Further, plug-ins can also be utilized for emulating real instruments following which sequences of notes can be used for synthesizing music.
Are There Any Free or Open-Source Software DAWs Available?
Yes. There are several open-source software DAWs that you can give a try before moving on to paid versions. Some of the open-source software DAWs available include DarkWave Studio (Windows), MuLab Free (Windows/OS X), Reaper (Windows/Linux/OS X), Ardour (Linux/OS X).
Main Components of Software DAWs
The main components that constitute modern-day software DAWs include MIDI sequencer, virtual instrument, digital audio processor and music notation editor.
A MIDI sequencer helps to record, edit and mix MIDI information while a digital audio processor is responsible for recording, editing and mixing digital audio information. A music notation program helps the user to put notes on a page and print a musical score while a virtual instrument represents a plug-in or a program responsible for receiving MIDI information and assigning it to different sounds. The combination of all these features makes a software DAW a majestic and a useful tool for creating digital music.
What Purposes is DAW Used For?
There is no doubt to the fact that a DAW can be utilized for all sorts of different audio production tasks. Besides using it for creating digital music, you can utilize this software for recording podcasts, re-mixing music tracks, building soundtracks for multimedia, radio broadcasting applications and for generating complex sound effects.
Most Popular DAWs
There is a lot of debate surrounding the fact that which DAW is the most popular and the best. Well, it all depends on the perspective and Avid Pro Tools definitely stands at the number one position in the popularity trends of DAWs.
Other popular DAWs include the Ableton Live, Reaper, Cakewalk Sonar, Logic Pro, Cubase, Garage Band, Studio One, FL Studio, Adobe Audition, Samplitude, etc.
Popular editors include the Audacity, Sony Sound Forge, Wave Pad, etc.

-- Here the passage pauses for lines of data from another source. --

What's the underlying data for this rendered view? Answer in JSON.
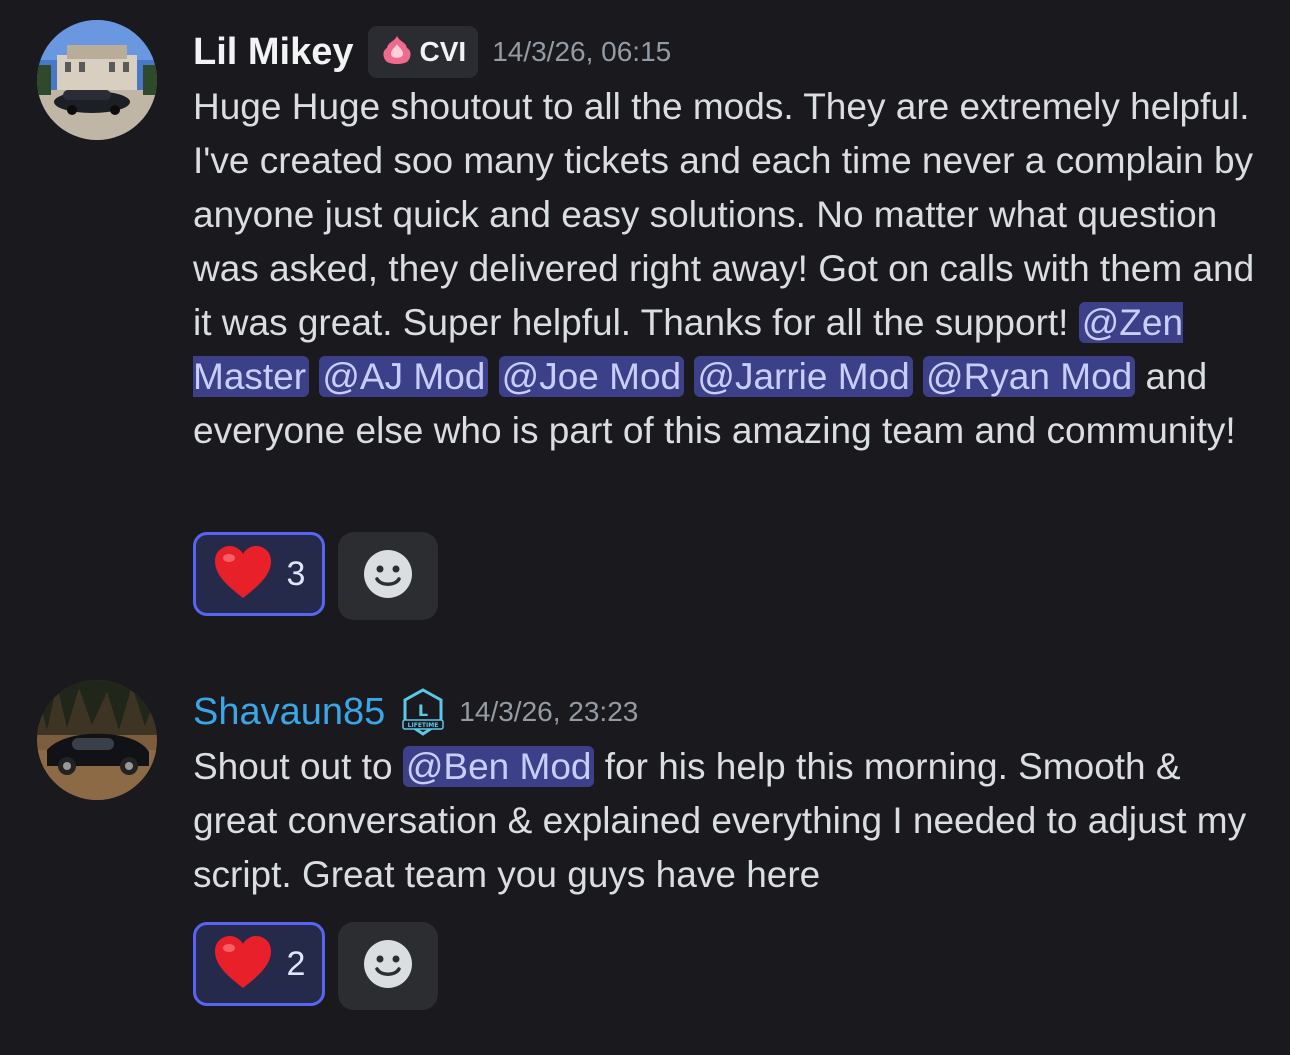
{
  "messages": [
    {
      "username": "Lil Mikey",
      "tag": "CVI",
      "tag_icon": "pink-flame-icon",
      "timestamp": "14/3/26, 06:15",
      "text_before": "Huge Huge shoutout to all the mods. They are extremely helpful. I've created soo many tickets and each time never a complain by anyone just quick and easy solutions. No matter what question was asked, they delivered right away! Got on calls with them and it was great. Super helpful. Thanks for all the support! ",
      "mentions": [
        "@Zen Master",
        "@AJ Mod",
        "@Joe Mod",
        "@Jarrie Mod",
        "@Ryan Mod"
      ],
      "text_after": " and everyone else who is part of this amazing team and community!",
      "reaction_emoji": "❤️",
      "reaction_count": "3"
    },
    {
      "username": "Shavaun85",
      "badge_icon": "lifetime-badge-icon",
      "badge_text": "LIFETIME",
      "timestamp": "14/3/26, 23:23",
      "text_before": "Shout out to ",
      "mention": "@Ben Mod",
      "text_after": " for his help this morning. Smooth & great conversation & explained everything I needed to adjust my script. Great team you guys have here",
      "reaction_emoji": "❤️",
      "reaction_count": "2"
    }
  ],
  "colors": {
    "background": "#1a1a1e",
    "mention_bg": "#3b4089",
    "reaction_border": "#5865f2",
    "username_alt": "#3aa6e8"
  }
}
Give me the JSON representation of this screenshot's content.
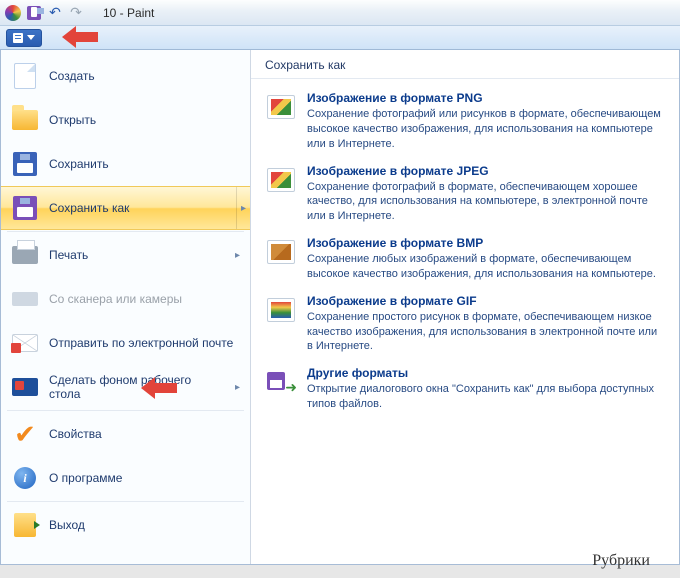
{
  "titlebar": {
    "title": "10 - Paint"
  },
  "menu": {
    "items": [
      {
        "label": "Создать",
        "icon": "new-doc-icon",
        "disabled": false,
        "submenu": false
      },
      {
        "label": "Открыть",
        "icon": "open-icon",
        "disabled": false,
        "submenu": false
      },
      {
        "label": "Сохранить",
        "icon": "save-icon",
        "disabled": false,
        "submenu": false
      },
      {
        "label": "Сохранить как",
        "icon": "save-as-icon",
        "disabled": false,
        "submenu": true,
        "highlight": true
      },
      {
        "label": "Печать",
        "icon": "print-icon",
        "disabled": false,
        "submenu": true
      },
      {
        "label": "Со сканера или камеры",
        "icon": "scanner-icon",
        "disabled": true,
        "submenu": false
      },
      {
        "label": "Отправить по электронной почте",
        "icon": "email-icon",
        "disabled": false,
        "submenu": false
      },
      {
        "label": "Сделать фоном рабочего стола",
        "icon": "desktop-bg-icon",
        "disabled": false,
        "submenu": true
      },
      {
        "label": "Свойства",
        "icon": "properties-icon",
        "disabled": false,
        "submenu": false
      },
      {
        "label": "О программе",
        "icon": "about-icon",
        "disabled": false,
        "submenu": false
      },
      {
        "label": "Выход",
        "icon": "exit-icon",
        "disabled": false,
        "submenu": false
      }
    ]
  },
  "right": {
    "header": "Сохранить как",
    "items": [
      {
        "title": "Изображение в формате PNG",
        "desc": "Сохранение фотографий или рисунков в формате, обеспечивающем высокое качество изображения, для использования на компьютере или в Интернете.",
        "icon": "png-icon"
      },
      {
        "title": "Изображение в формате JPEG",
        "desc": "Сохранение фотографий в формате, обеспечивающем хорошее качество, для использования на компьютере, в электронной почте или в Интернете.",
        "icon": "jpeg-icon"
      },
      {
        "title": "Изображение в формате BMP",
        "desc": "Сохранение любых изображений в формате, обеспечивающем высокое качество изображения, для использования на компьютере.",
        "icon": "bmp-icon"
      },
      {
        "title": "Изображение в формате GIF",
        "desc": "Сохранение простого рисунок в формате, обеспечивающем низкое качество изображения, для использования в электронной почте или в Интернете.",
        "icon": "gif-icon"
      },
      {
        "title": "Другие форматы",
        "desc": "Открытие диалогового окна \"Сохранить как\" для выбора доступных типов файлов.",
        "icon": "other-format-icon"
      }
    ]
  },
  "footer": {
    "text": "Рубрики"
  }
}
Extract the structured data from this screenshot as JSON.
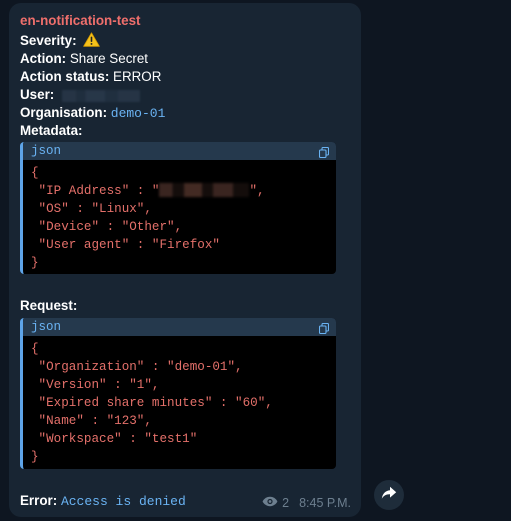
{
  "message": {
    "sender": "en-notification-test",
    "severity_label": "Severity:",
    "action_label": "Action:",
    "action_value": "Share Secret",
    "status_label": "Action status:",
    "status_value": "ERROR",
    "user_label": "User:",
    "org_label": "Organisation:",
    "org_value": "demo-01",
    "metadata_label": "Metadata:",
    "request_label": "Request:",
    "error_label": "Error:",
    "error_value": "Access is denied",
    "views": "2",
    "time": "8:45 P.M."
  },
  "metadata_block": {
    "lang": "json",
    "lines": [
      "{",
      " \"IP Address\" : \"",
      " \"OS\" : \"Linux\",",
      " \"Device\" : \"Other\",",
      " \"User agent\" : \"Firefox\"",
      "}"
    ],
    "ip_suffix": "\","
  },
  "request_block": {
    "lang": "json",
    "lines": [
      "{",
      " \"Organization\" : \"demo-01\",",
      " \"Version\" : \"1\",",
      " \"Expired share minutes\" : \"60\",",
      " \"Name\" : \"123\",",
      " \"Workspace\" : \"test1\"",
      "}"
    ]
  },
  "colors": {
    "background": "#0e1621",
    "bubble": "#182533",
    "sender": "#ef6f6c",
    "link": "#6ab3f3",
    "code_text": "#e4706a"
  }
}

Innumerable software plug-ins are available for each DAW software each possessing its own unique functionality thereby expanding the overall variety of manipulations that can be achieved. A few functions of these plug-ins consist of digital effects units holding the potential to alter a signal with compressors, synthesizers, resonators, equalizers, virtual amp, flangers, etc.
Multiple plug-ins can be utilized in layers for achieving an even more distinctive sound and subsequently automated for manipulating the original sounds and molded to produce a completely new sample.
Conclusion: We hope that this blog will familiarize you with the basics of DAW and its function and working methodology.